In last week’s issue, the Economist praised Apple’s ability to build upon the innovation of others. The anonymous correspondent gushes:
[Apple’s] real skill lies in stitching together its own ideas with technologies from outside and then wrapping the results in elegant software and stylish design. The idea for the iPod, for example, was originally dreamt up by a consultant whom Apple hired to run the project. It was assembled by combining off-the-shelf parts with in-house ingredients such as its distinctive, easily used system of controls. And it was designed to work closely with Apple's iTunes jukebox software, which was also bought in and then overhauled and improved. Apple is, in short, an orchestrator and integrator of technologies, unafraid to bring in ideas from outside but always adding its own twists.The description at first struck me as odd. Certainly they have right the design role of Tony Fadell (iPod consultant whose role is sometimes minimized in favor of bigshot Apple execs) and the software contributions of Bill Kincaid and Jeff Robbin, authors of SoundJam (which became iTunes).
But what was jarring is how much that Apple has changed. The Apple of the 1990s was the exemplar of NIH. I once tried to prove that “Not Invented Here” was invented at Apple, but the problem is widespread enough that no one company can get the credit (blame). Any Mac developer will tell you how we suffered almost 20 years working with an operating system (OS 1.x,4.x,5.x,6.x,7.x,8.x and 9.x) designed in the early 1980s by programmers who’d never heard of Unix (or VMS or CMS or RSX-11 or anything else). In the 1990s, Apple kept inventing new electrical interfaces and standards just because it could, not because the world needed them.
I think the Economist is right, and the new Apple is an exemplar of what we now call “open innovation.” (For some reason the Economist claims it’s called “network innovation,” but as someone who studies social networks, network industries, and all forms of innovation, I’ve never heard this term and can’t find anyone who uses it). The business model also has elements of user innovation and cumulative innovation, which thus brings to mind a talk I gave last month distinguishing the three types of innovation.
Apple has come a long way in a decade. It has always run a systems business, and (to varying degrees) been concerned with product design and ease of use. The turnaround is in part due to execution, and in large part due to a willingness to be open to building upon the ideas of others.
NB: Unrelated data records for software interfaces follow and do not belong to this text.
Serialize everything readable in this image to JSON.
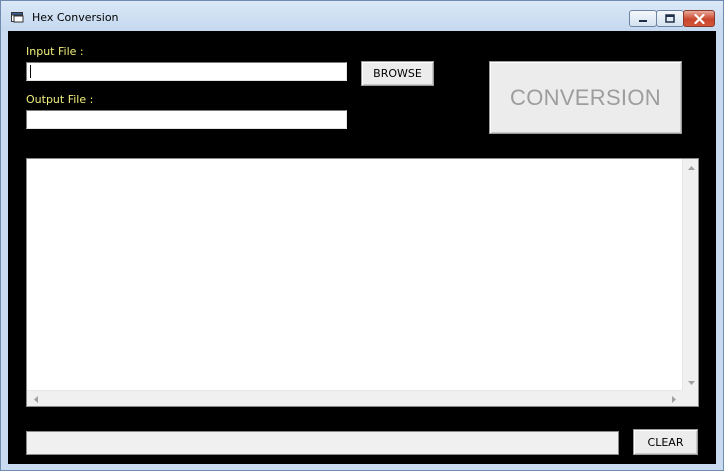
{
  "window": {
    "title": "Hex Conversion",
    "minimize_icon": "minimize-icon",
    "maximize_icon": "maximize-icon",
    "close_icon": "close-icon"
  },
  "form": {
    "input_label": "Input File :",
    "input_value": "",
    "output_label": "Output File :",
    "output_value": "",
    "browse_label": "BROWSE",
    "conversion_label": "CONVERSION",
    "clear_label": "CLEAR"
  },
  "log": {
    "content": ""
  },
  "status": {
    "text": ""
  },
  "colors": {
    "client_background": "#000000",
    "label_color": "#f2f07a",
    "disabled_text": "#9d9d9d"
  }
}
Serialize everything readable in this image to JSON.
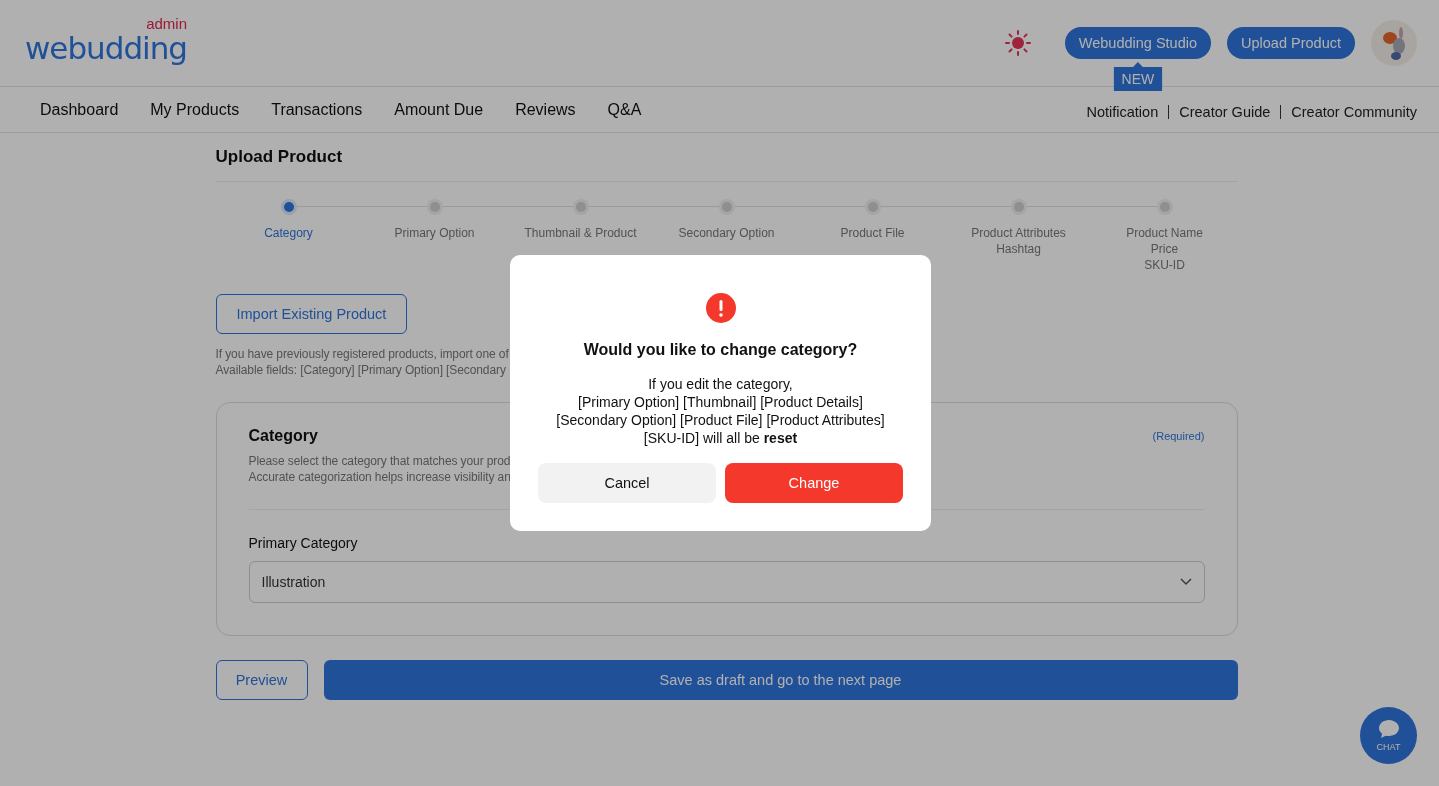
{
  "header": {
    "logo": "webudding",
    "logo_badge": "admin",
    "buttons": [
      "Webudding Studio",
      "Upload Product"
    ],
    "new_tooltip": "NEW"
  },
  "nav": [
    {
      "label": "Dashboard"
    },
    {
      "label": "My Products"
    },
    {
      "label": "Transactions"
    },
    {
      "label": "Amount Due"
    },
    {
      "label": "Reviews"
    },
    {
      "label": "Q&A"
    }
  ],
  "top_links": [
    "Notification",
    "Creator Guide",
    "Creator Community"
  ],
  "page_title": "Upload Product",
  "steps": [
    {
      "lines": [
        "Category"
      ],
      "selected": true
    },
    {
      "lines": [
        "Primary Option"
      ],
      "selected": false
    },
    {
      "lines": [
        "Thumbnail & Product"
      ],
      "selected": false
    },
    {
      "lines": [
        "Secondary Option"
      ],
      "selected": false
    },
    {
      "lines": [
        "Product File"
      ],
      "selected": false
    },
    {
      "lines": [
        "Product Attributes",
        "Hashtag"
      ],
      "selected": false
    },
    {
      "lines": [
        "Product Name",
        "Price",
        "SKU-ID"
      ],
      "selected": false
    }
  ],
  "import_button": "Import Existing Product",
  "import_help": [
    "If you have previously registered products, import one of",
    "Available fields: [Category] [Primary Option] [Secondary"
  ],
  "category_card": {
    "title": "Category",
    "required": "(Required)",
    "help": [
      "Please select the category that matches your prod",
      "Accurate categorization helps increase visibility an"
    ],
    "field_label": "Primary Category",
    "value": "Illustration"
  },
  "footer_buttons": {
    "preview": "Preview",
    "save": "Save as draft and go to the next page"
  },
  "chat": {
    "label": "CHAT"
  },
  "dialog": {
    "title": "Would you like to change category?",
    "message": [
      "If you edit the category,",
      "[Primary Option] [Thumbnail] [Product Details]",
      "[Secondary Option] [Product File] [Product Attributes]",
      "[SKU-ID] will all be **reset**"
    ],
    "cancel": "Cancel",
    "confirm": "Change"
  }
}
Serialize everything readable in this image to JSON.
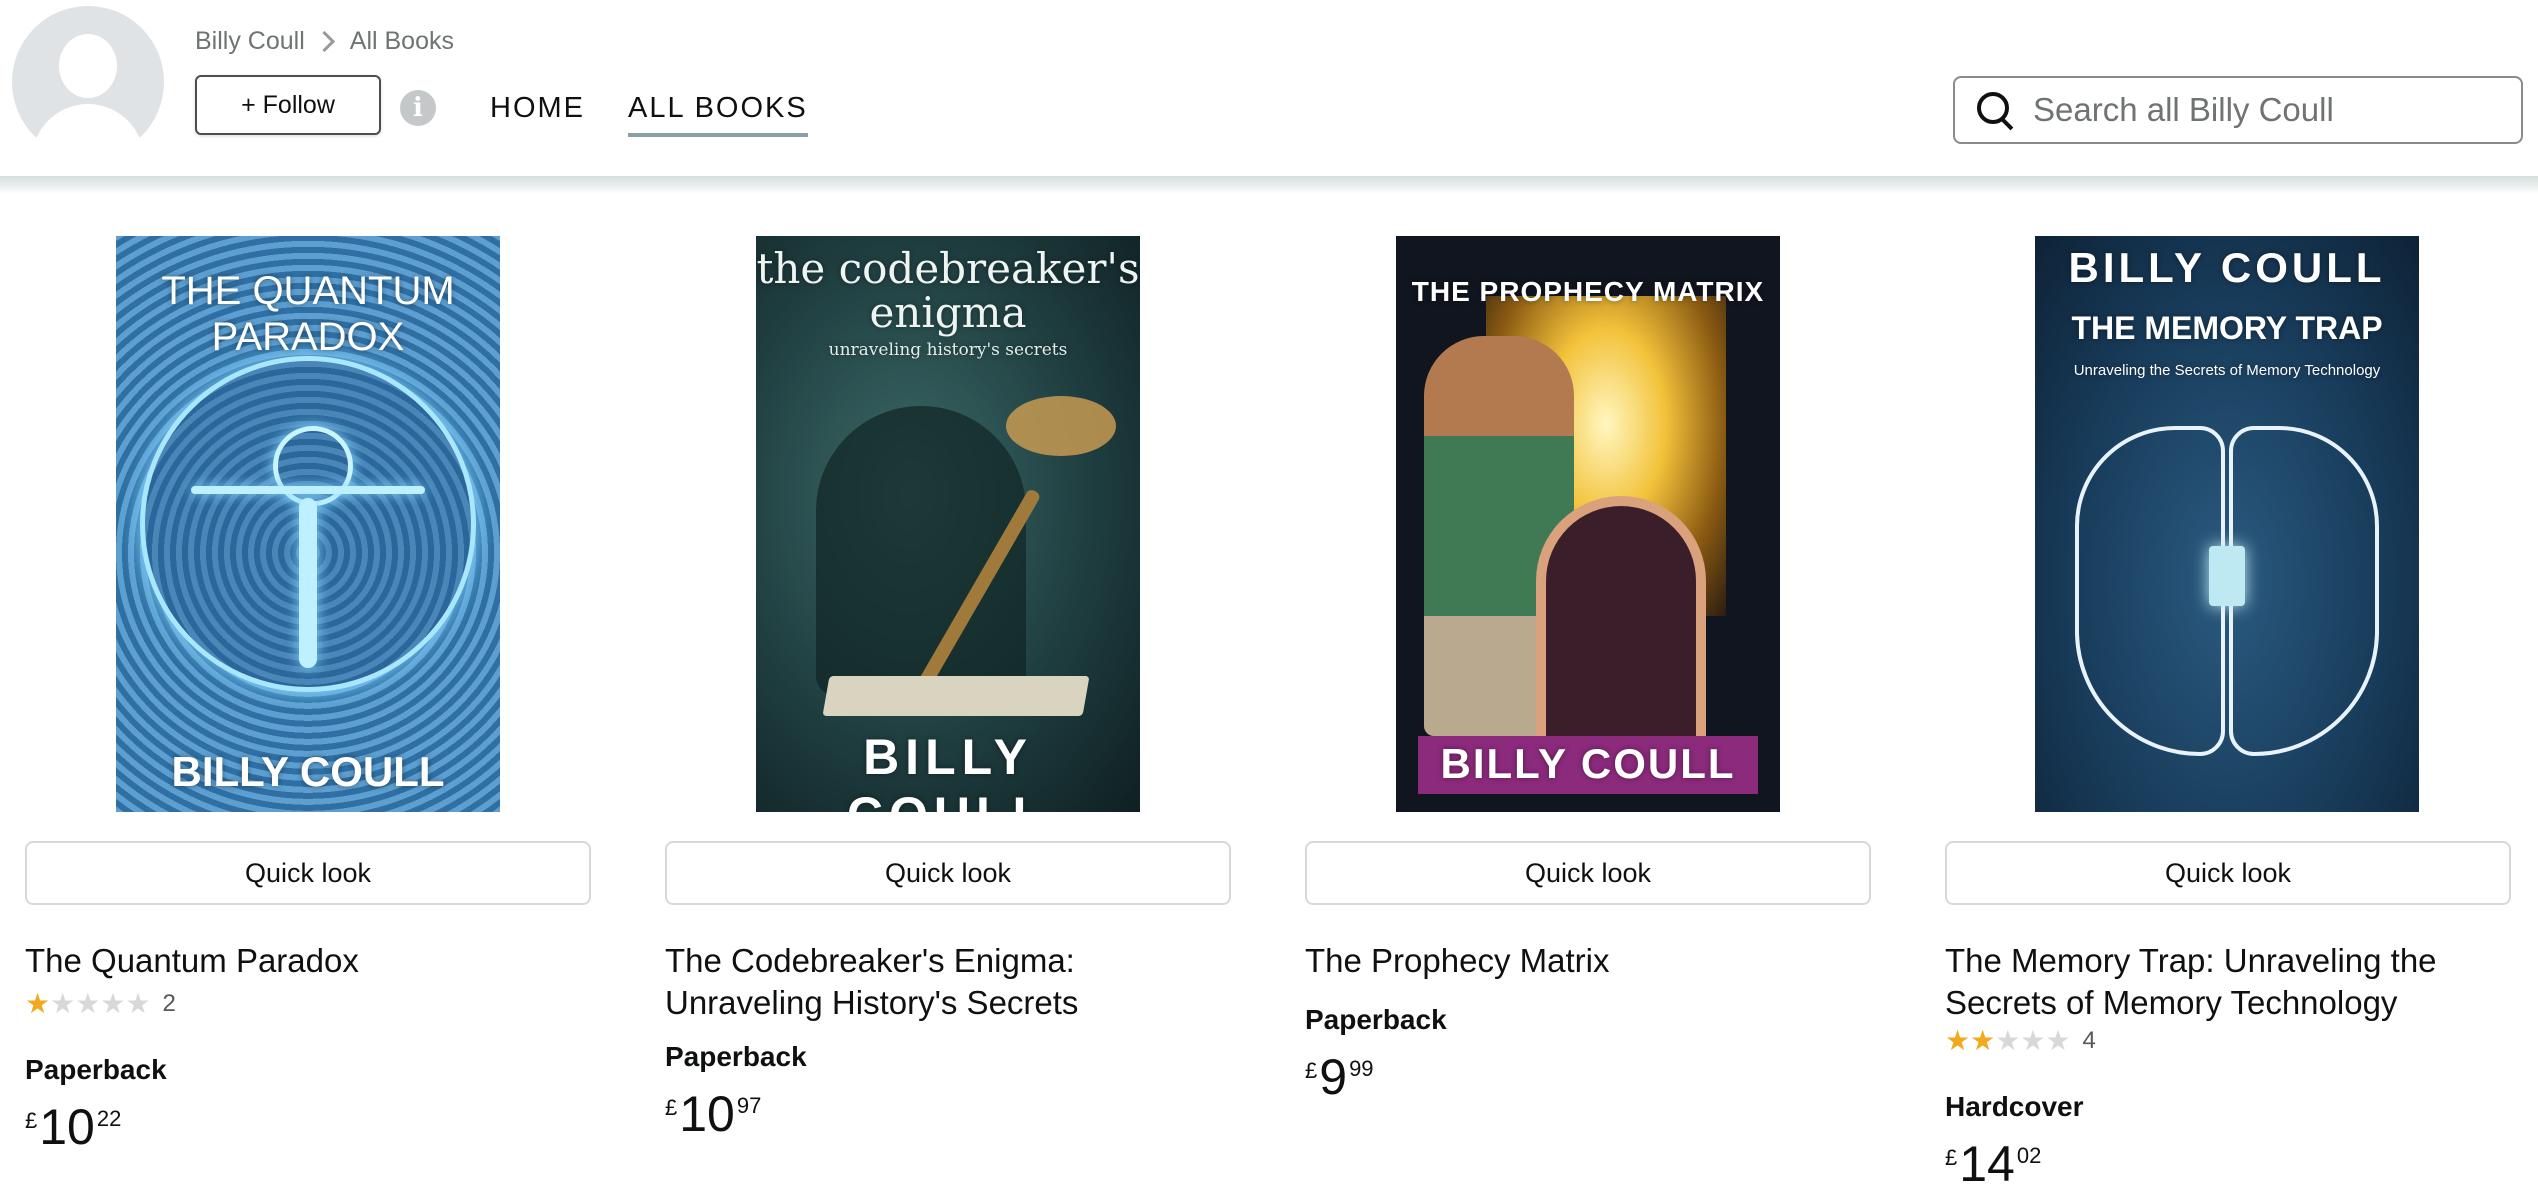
{
  "header": {
    "breadcrumb": [
      "Billy Coull",
      "All Books"
    ],
    "follow_label": "+ Follow",
    "nav_tabs": [
      "HOME",
      "ALL BOOKS"
    ],
    "active_tab": "ALL BOOKS",
    "search_placeholder": "Search all Billy Coull"
  },
  "books": [
    {
      "cover_lines": [
        "THE QUANTUM",
        "PARADOX",
        "BILLY COULL"
      ],
      "quick_look": "Quick look",
      "title": "The Quantum Paradox",
      "rating_stars": 1,
      "rating_count": "2",
      "format": "Paperback",
      "price_symbol": "£",
      "price_whole": "10",
      "price_fraction": "22"
    },
    {
      "cover_lines": [
        "the codebreaker's",
        "enigma",
        "unraveling history's secrets",
        "BILLY COULL"
      ],
      "quick_look": "Quick look",
      "title": "The Codebreaker's Enigma: Unraveling History's Secrets",
      "format": "Paperback",
      "price_symbol": "£",
      "price_whole": "10",
      "price_fraction": "97"
    },
    {
      "cover_lines": [
        "THE PROPHECY MATRIX",
        "BILLY COULL"
      ],
      "quick_look": "Quick look",
      "title": "The Prophecy Matrix",
      "format": "Paperback",
      "price_symbol": "£",
      "price_whole": "9",
      "price_fraction": "99"
    },
    {
      "cover_lines": [
        "BILLY COULL",
        "THE MEMORY TRAP",
        "Unraveling the Secrets of Memory Technology"
      ],
      "quick_look": "Quick look",
      "title": "The Memory Trap: Unraveling the Secrets of Memory Technology",
      "rating_stars": 2,
      "rating_count": "4",
      "format": "Hardcover",
      "price_symbol": "£",
      "price_whole": "14",
      "price_fraction": "02"
    }
  ],
  "colors": {
    "star_filled": "#f2a91d",
    "star_empty": "#d8d8d8",
    "tab_underline": "#8aa0a8",
    "cover3_band": "#8c2a7c"
  },
  "icons": [
    "avatar-placeholder",
    "chevron-right-icon",
    "info-icon",
    "search-icon",
    "star-icon"
  ]
}
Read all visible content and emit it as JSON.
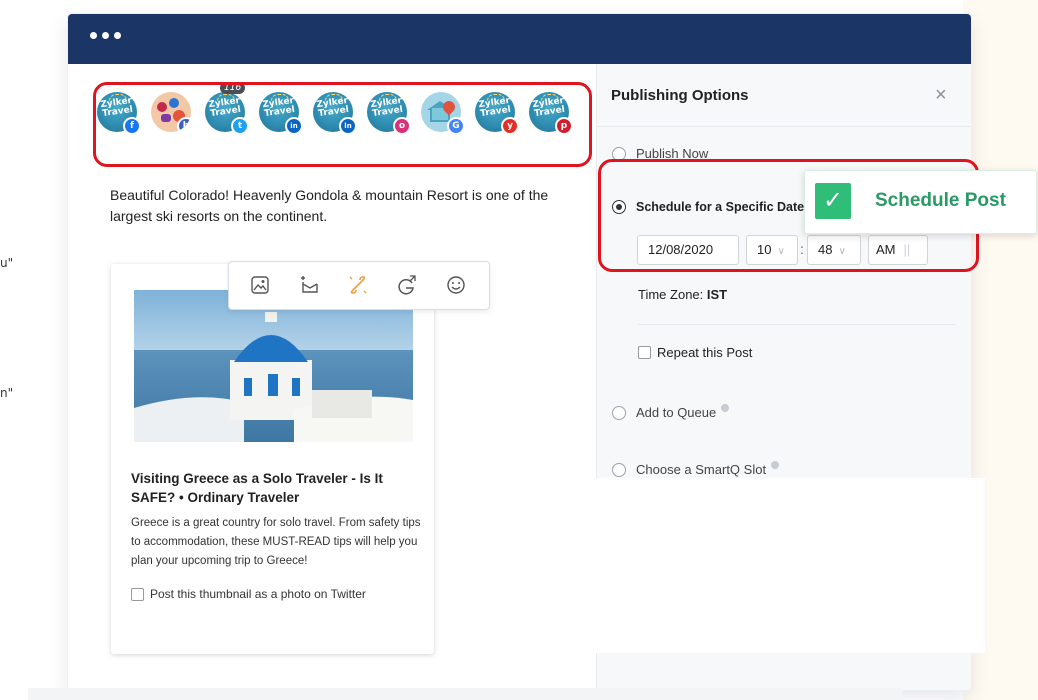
{
  "edge_marks": [
    "u\"",
    "n\""
  ],
  "window": {
    "menu_dots": "..."
  },
  "accounts": [
    {
      "type": "zylker",
      "logo_text": "Zylker Travel",
      "network": "facebook",
      "badge_color": "#1877f2",
      "badge_glyph": "f"
    },
    {
      "type": "avatar",
      "network": "instagram-business",
      "badge_color": "#3b5fc4",
      "badge_glyph": "b"
    },
    {
      "type": "zylker",
      "logo_text": "Zylker Travel",
      "network": "twitter",
      "badge_color": "#1da1f2",
      "badge_glyph": "t",
      "count": "116"
    },
    {
      "type": "zylker",
      "logo_text": "Zylker Travel",
      "network": "linkedin",
      "badge_color": "#0a66c2",
      "badge_glyph": "in"
    },
    {
      "type": "zylker",
      "logo_text": "Zylker Travel",
      "network": "linkedin-page",
      "badge_color": "#0a66c2",
      "badge_glyph": "ln"
    },
    {
      "type": "zylker",
      "logo_text": "Zylker Travel",
      "network": "instagram",
      "badge_color": "#d9317a",
      "badge_glyph": "o"
    },
    {
      "type": "gmb",
      "network": "google",
      "badge_color": "#4285f4",
      "badge_glyph": "G"
    },
    {
      "type": "zylker",
      "logo_text": "Zylker Travel",
      "network": "youtube",
      "badge_color": "#e52d27",
      "badge_glyph": "y"
    },
    {
      "type": "zylker",
      "logo_text": "Zylker Travel",
      "network": "pinterest",
      "badge_color": "#d0202f",
      "badge_glyph": "p"
    }
  ],
  "post": {
    "text": "Beautiful Colorado! Heavenly Gondola & mountain Resort is one of the largest ski resorts on the continent."
  },
  "toolbar": {
    "icons": [
      "image-icon",
      "add-link-preview-icon",
      "unlink-icon",
      "google-icon",
      "emoji-icon"
    ]
  },
  "link_card": {
    "title": "Visiting Greece as a Solo Traveler - Is It SAFE? • Ordinary Traveler",
    "description": "Greece is a great country for solo travel. From safety tips to accommodation, these MUST-READ tips will help you plan your upcoming trip to Greece!",
    "twitter_photo_option": "Post this thumbnail as a photo on Twitter"
  },
  "publishing": {
    "title": "Publishing Options",
    "close_glyph": "×",
    "publish_now": "Publish Now",
    "schedule_label": "Schedule for a Specific Date",
    "date": "12/08/2020",
    "hour": "10",
    "minute": "48",
    "ampm": "AM",
    "timezone_label": "Time Zone:",
    "timezone_value": "IST",
    "repeat_label": "Repeat this Post",
    "add_to_queue": "Add to Queue",
    "smartq": "Choose a SmartQ Slot"
  },
  "toast": {
    "message": "Schedule Post",
    "color": "#2fbd78"
  },
  "colors": {
    "header": "#1b3566",
    "highlight": "#e0141e"
  }
}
Steve Jobs claims he was quoting Picasso when he said “Good artists copy, great artists steal.” Whatever the source, the best innovations build upon what has been done before.